* [AIM OF THE EXERCISE]:
Output each record in full, exactly as it stands.

* [Web page and app entries]:
○ ○ ○ ○ ○ ○ ○

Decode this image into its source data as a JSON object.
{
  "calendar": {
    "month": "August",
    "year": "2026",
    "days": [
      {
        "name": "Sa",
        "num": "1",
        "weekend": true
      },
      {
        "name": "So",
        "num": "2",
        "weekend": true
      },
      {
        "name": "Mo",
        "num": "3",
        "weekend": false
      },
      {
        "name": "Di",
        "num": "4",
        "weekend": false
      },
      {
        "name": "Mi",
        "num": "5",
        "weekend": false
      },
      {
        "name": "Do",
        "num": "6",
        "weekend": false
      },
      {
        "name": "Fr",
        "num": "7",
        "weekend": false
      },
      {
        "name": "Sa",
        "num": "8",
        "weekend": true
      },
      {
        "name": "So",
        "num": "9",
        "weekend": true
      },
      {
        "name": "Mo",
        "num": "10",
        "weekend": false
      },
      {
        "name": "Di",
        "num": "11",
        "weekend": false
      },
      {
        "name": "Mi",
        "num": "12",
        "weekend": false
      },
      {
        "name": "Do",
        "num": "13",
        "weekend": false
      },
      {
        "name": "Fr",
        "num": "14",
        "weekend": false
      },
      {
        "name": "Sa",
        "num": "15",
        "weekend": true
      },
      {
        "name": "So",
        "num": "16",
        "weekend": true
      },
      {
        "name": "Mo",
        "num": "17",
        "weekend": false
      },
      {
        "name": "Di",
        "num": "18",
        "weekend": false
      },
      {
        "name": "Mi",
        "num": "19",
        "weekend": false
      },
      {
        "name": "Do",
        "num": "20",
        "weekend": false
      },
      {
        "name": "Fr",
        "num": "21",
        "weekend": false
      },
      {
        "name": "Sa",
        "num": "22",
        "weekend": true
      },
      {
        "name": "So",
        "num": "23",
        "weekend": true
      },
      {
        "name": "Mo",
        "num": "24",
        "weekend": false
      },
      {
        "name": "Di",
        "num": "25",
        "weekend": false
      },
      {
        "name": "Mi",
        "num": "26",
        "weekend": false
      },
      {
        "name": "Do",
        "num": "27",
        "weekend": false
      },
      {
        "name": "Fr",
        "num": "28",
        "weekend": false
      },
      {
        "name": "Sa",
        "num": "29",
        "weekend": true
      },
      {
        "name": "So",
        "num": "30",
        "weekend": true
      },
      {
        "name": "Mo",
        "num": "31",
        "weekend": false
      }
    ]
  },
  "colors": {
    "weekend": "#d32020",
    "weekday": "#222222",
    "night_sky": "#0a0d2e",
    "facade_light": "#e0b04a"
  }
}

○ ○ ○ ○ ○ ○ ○

* [ANSWER TO THIS EXERCISE]:
Decode this image into its source data as a JSON object.
{
  "calendar": {
    "month": "August",
    "year": "2026",
    "days": [
      {
        "name": "Sa",
        "num": "1",
        "weekend": true
      },
      {
        "name": "So",
        "num": "2",
        "weekend": true
      },
      {
        "name": "Mo",
        "num": "3",
        "weekend": false
      },
      {
        "name": "Di",
        "num": "4",
        "weekend": false
      },
      {
        "name": "Mi",
        "num": "5",
        "weekend": false
      },
      {
        "name": "Do",
        "num": "6",
        "weekend": false
      },
      {
        "name": "Fr",
        "num": "7",
        "weekend": false
      },
      {
        "name": "Sa",
        "num": "8",
        "weekend": true
      },
      {
        "name": "So",
        "num": "9",
        "weekend": true
      },
      {
        "name": "Mo",
        "num": "10",
        "weekend": false
      },
      {
        "name": "Di",
        "num": "11",
        "weekend": false
      },
      {
        "name": "Mi",
        "num": "12",
        "weekend": false
      },
      {
        "name": "Do",
        "num": "13",
        "weekend": false
      },
      {
        "name": "Fr",
        "num": "14",
        "weekend": false
      },
      {
        "name": "Sa",
        "num": "15",
        "weekend": true
      },
      {
        "name": "So",
        "num": "16",
        "weekend": true
      },
      {
        "name": "Mo",
        "num": "17",
        "weekend": false
      },
      {
        "name": "Di",
        "num": "18",
        "weekend": false
      },
      {
        "name": "Mi",
        "num": "19",
        "weekend": false
      },
      {
        "name": "Do",
        "num": "20",
        "weekend": false
      },
      {
        "name": "Fr",
        "num": "21",
        "weekend": false
      },
      {
        "name": "Sa",
        "num": "22",
        "weekend": true
      },
      {
        "name": "So",
        "num": "23",
        "weekend": true
      },
      {
        "name": "Mo",
        "num": "24",
        "weekend": false
      },
      {
        "name": "Di",
        "num": "25",
        "weekend": false
      },
      {
        "name": "Mi",
        "num": "26",
        "weekend": false
      },
      {
        "name": "Do",
        "num": "27",
        "weekend": false
      },
      {
        "name": "Fr",
        "num": "28",
        "weekend": false
      },
      {
        "name": "Sa",
        "num": "29",
        "weekend": true
      },
      {
        "name": "So",
        "num": "30",
        "weekend": true
      },
      {
        "name": "Mo",
        "num": "31",
        "weekend": false
      }
    ]
  },
  "colors": {
    "weekend": "#d32020",
    "weekday": "#222222",
    "night_sky": "#0a0d2e",
    "facade_light": "#e0b04a"
  }
}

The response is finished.